She walks down the back
past the clothesline
behind the large shed.
A strange adjunct of garden
they didn’t even realise was theirs
when they bought the little rundown house.
Not much here, twisted pear trees,
the children’s swing, a water tank, almost empty now.
In spring the boneseed
from the palms of her hand.
The boy from two doors down
cuts the lawns. In the street
when he sees her he waves
or with a friend.
It’s early morning,
Long hot night,
finally creeping in after the dawn.
She aches all over from badly sleeping.
When she slept
her husband in a violent dream
shook her awake, asking for the children.
Oh the light is lovely now and the breeze
across the dry grasses.
A peep-wren flickers in the paperbark tree.
Here in the far corner of the yard
she sees something half child.

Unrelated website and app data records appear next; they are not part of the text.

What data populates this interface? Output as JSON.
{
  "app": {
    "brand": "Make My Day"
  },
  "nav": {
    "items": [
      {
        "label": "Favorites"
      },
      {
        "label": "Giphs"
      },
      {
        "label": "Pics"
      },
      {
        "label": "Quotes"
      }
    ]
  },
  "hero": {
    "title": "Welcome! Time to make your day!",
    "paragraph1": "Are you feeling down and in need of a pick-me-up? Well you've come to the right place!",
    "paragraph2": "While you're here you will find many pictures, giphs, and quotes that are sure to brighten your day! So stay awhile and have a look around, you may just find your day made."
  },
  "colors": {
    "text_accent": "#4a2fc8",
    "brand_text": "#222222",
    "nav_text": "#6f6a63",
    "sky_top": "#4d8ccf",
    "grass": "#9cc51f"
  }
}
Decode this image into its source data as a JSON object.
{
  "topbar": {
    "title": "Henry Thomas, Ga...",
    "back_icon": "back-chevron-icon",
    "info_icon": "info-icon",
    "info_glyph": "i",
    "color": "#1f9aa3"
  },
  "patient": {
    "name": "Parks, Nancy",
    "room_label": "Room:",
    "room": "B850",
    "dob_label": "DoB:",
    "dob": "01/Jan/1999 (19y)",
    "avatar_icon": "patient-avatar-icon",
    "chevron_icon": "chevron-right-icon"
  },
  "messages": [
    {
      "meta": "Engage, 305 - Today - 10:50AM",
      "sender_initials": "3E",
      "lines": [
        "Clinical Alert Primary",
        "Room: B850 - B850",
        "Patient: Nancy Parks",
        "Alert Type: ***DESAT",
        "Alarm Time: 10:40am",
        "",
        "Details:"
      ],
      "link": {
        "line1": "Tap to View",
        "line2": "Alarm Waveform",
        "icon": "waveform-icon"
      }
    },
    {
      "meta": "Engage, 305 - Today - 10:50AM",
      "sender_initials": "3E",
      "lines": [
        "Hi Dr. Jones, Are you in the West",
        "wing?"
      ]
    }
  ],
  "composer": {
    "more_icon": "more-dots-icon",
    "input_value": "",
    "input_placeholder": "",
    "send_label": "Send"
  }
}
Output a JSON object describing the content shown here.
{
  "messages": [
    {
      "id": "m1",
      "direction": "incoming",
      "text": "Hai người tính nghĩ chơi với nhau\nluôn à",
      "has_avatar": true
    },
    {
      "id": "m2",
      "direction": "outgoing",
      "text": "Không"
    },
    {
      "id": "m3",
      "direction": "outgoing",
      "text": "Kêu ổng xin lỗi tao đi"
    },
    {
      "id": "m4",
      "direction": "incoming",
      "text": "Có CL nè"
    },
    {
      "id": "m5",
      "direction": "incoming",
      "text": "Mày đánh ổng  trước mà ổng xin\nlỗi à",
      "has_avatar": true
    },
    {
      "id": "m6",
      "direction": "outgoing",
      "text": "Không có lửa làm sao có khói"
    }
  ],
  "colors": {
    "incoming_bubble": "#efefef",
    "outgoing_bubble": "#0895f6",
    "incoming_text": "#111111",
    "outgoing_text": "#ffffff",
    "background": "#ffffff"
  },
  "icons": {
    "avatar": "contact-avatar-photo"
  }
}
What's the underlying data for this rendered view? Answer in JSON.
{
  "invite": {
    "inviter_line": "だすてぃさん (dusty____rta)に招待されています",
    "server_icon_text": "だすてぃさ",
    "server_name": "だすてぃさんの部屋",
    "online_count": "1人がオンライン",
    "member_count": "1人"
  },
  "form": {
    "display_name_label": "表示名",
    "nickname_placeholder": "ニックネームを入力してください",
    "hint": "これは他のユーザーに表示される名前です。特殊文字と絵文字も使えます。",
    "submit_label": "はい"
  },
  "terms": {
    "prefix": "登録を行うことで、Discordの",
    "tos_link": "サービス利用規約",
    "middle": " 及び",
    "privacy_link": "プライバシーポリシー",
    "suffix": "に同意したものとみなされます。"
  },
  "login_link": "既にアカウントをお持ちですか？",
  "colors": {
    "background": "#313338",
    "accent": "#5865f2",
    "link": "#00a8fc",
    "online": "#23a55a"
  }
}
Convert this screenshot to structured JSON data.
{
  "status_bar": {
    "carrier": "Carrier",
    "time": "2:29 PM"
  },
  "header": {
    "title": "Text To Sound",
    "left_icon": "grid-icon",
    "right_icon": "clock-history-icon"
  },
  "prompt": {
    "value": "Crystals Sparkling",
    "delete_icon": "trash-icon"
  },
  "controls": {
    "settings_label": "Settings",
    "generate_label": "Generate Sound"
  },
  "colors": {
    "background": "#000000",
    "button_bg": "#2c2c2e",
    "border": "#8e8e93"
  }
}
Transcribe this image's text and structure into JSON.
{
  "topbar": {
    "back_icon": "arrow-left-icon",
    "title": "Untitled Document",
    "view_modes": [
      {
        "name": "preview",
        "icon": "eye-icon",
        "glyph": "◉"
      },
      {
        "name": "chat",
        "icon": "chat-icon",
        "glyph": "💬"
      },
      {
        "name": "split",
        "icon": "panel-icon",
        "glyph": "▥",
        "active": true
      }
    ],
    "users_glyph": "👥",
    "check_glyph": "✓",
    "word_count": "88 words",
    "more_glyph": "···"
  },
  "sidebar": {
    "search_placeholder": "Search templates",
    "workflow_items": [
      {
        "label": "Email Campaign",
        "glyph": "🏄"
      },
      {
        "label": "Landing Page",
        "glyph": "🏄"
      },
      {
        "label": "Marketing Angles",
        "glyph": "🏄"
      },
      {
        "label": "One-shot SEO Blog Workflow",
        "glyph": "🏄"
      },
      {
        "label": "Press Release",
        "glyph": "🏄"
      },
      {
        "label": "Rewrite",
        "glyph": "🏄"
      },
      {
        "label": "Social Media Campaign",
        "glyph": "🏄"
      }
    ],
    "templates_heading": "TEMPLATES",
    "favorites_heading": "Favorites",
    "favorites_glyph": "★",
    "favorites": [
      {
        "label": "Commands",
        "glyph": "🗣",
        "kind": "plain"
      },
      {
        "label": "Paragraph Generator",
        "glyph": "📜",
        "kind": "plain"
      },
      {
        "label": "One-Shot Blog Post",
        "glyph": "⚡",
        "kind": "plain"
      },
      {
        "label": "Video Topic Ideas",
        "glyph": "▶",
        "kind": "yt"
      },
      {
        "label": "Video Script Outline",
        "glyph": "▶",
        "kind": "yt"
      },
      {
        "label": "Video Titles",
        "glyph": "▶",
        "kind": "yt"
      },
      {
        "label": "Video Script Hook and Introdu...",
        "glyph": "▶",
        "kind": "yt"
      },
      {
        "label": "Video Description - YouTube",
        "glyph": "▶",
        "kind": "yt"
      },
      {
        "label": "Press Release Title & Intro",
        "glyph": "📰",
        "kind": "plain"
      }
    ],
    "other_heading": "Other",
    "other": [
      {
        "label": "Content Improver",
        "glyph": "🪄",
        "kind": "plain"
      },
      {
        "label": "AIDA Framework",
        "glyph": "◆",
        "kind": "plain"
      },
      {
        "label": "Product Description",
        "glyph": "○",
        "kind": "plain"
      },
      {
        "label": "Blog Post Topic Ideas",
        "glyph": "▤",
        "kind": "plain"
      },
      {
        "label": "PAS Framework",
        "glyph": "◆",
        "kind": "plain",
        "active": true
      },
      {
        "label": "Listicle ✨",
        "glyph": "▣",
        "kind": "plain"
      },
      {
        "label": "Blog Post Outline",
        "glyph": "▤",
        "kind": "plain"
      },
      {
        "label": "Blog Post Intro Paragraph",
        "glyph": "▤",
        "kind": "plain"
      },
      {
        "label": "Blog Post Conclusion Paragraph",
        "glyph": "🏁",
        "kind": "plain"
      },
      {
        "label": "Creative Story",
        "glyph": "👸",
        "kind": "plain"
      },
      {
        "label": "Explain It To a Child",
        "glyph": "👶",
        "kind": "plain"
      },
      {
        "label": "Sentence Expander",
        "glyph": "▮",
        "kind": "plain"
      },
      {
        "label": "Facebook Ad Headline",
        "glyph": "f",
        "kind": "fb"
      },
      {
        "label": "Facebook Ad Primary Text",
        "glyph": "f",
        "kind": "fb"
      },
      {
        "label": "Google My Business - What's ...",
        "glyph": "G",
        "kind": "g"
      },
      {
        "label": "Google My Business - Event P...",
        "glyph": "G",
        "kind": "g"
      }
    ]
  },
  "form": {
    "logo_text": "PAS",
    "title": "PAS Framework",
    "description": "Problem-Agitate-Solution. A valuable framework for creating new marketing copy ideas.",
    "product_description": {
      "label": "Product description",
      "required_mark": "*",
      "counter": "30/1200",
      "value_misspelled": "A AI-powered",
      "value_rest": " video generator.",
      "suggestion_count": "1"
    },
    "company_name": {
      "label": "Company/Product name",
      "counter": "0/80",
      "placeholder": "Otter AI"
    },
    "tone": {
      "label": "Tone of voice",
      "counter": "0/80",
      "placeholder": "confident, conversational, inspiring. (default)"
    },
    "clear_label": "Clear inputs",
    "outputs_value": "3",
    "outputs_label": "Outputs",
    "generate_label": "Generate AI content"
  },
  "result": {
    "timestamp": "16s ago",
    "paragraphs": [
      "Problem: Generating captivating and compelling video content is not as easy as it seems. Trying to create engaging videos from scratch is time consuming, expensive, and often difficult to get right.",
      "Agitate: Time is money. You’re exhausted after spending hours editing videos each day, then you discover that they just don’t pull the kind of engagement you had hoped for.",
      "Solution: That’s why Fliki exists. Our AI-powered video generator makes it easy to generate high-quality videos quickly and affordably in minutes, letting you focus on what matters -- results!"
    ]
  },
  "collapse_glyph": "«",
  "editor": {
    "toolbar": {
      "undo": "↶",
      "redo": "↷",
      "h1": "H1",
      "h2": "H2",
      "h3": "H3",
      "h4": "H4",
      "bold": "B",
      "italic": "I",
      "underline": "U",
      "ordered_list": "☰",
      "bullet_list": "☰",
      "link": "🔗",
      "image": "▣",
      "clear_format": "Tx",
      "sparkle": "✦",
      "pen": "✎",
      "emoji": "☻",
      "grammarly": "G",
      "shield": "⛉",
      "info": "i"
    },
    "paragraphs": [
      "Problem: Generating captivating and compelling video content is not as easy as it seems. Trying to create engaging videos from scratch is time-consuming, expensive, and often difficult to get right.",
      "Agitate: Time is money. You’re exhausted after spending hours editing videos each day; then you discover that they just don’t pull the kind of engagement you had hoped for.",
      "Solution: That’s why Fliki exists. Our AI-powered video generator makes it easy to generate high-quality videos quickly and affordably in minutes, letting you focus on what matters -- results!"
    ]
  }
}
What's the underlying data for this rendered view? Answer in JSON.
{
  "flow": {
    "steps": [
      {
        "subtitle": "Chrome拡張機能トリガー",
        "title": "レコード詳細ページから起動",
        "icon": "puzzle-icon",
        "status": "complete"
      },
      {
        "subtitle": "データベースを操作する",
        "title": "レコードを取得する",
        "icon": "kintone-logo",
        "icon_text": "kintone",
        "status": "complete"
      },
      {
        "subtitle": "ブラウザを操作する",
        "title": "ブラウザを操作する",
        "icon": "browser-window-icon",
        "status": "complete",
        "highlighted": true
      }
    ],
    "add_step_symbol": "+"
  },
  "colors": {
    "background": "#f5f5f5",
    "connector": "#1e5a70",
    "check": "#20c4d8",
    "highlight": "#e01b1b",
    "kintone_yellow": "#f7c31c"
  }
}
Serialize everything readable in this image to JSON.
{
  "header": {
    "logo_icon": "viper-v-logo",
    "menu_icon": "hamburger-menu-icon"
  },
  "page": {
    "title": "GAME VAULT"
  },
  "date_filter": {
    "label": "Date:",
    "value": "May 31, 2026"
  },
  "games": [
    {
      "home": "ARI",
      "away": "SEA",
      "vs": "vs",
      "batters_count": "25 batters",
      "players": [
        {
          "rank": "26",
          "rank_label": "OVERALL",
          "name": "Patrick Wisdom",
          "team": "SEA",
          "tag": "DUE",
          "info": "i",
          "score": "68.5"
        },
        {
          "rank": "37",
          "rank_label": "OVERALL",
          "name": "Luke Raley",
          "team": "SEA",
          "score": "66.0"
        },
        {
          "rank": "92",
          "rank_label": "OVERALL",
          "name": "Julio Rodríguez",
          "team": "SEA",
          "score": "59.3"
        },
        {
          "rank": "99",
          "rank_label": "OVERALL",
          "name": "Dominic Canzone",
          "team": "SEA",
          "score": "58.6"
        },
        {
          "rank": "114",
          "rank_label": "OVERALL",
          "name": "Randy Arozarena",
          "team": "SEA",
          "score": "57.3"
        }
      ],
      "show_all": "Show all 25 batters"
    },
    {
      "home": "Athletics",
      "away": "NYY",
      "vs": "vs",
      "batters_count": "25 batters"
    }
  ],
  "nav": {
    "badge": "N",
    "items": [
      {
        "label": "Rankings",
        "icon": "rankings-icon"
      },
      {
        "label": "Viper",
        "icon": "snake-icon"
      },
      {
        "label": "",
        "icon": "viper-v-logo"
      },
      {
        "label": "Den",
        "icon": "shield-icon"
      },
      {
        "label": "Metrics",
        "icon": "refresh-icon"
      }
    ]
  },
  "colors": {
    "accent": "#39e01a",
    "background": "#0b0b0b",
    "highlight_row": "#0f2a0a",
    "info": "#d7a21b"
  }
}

It appears to be building a nest.
It reminds her sharply of
her first born, knotted hair, narrow bones,
but this thing is smaller,
though not small as to be delightful.
(Perhaps knee height?)
It smells like shredded wheat, like dead grass,
like years of drought.
It is a thing more strange than she has ever seen
stranger than the second daughter
born in the caul,
stranger than the third child,
born a boy.
She has seen it and
doesn’t want to have seen it.
She turns away, embarrassed by the miracle,
walks back to the clothesline and begins to briskly unpeg.
From the corner of her eye
she watches it
between the wires of the fence and into
next door’s garden.
She carries the clothes to the house.
Curiosity draws her back in the late afternoon.
It wasn’t a nest at all,
nothing so intricate.
Just a clumsy star of sticks,
like a child’s game
of laying a fire.
She walks back to the house,
twigs snapping underfoot.
Everything is so dry.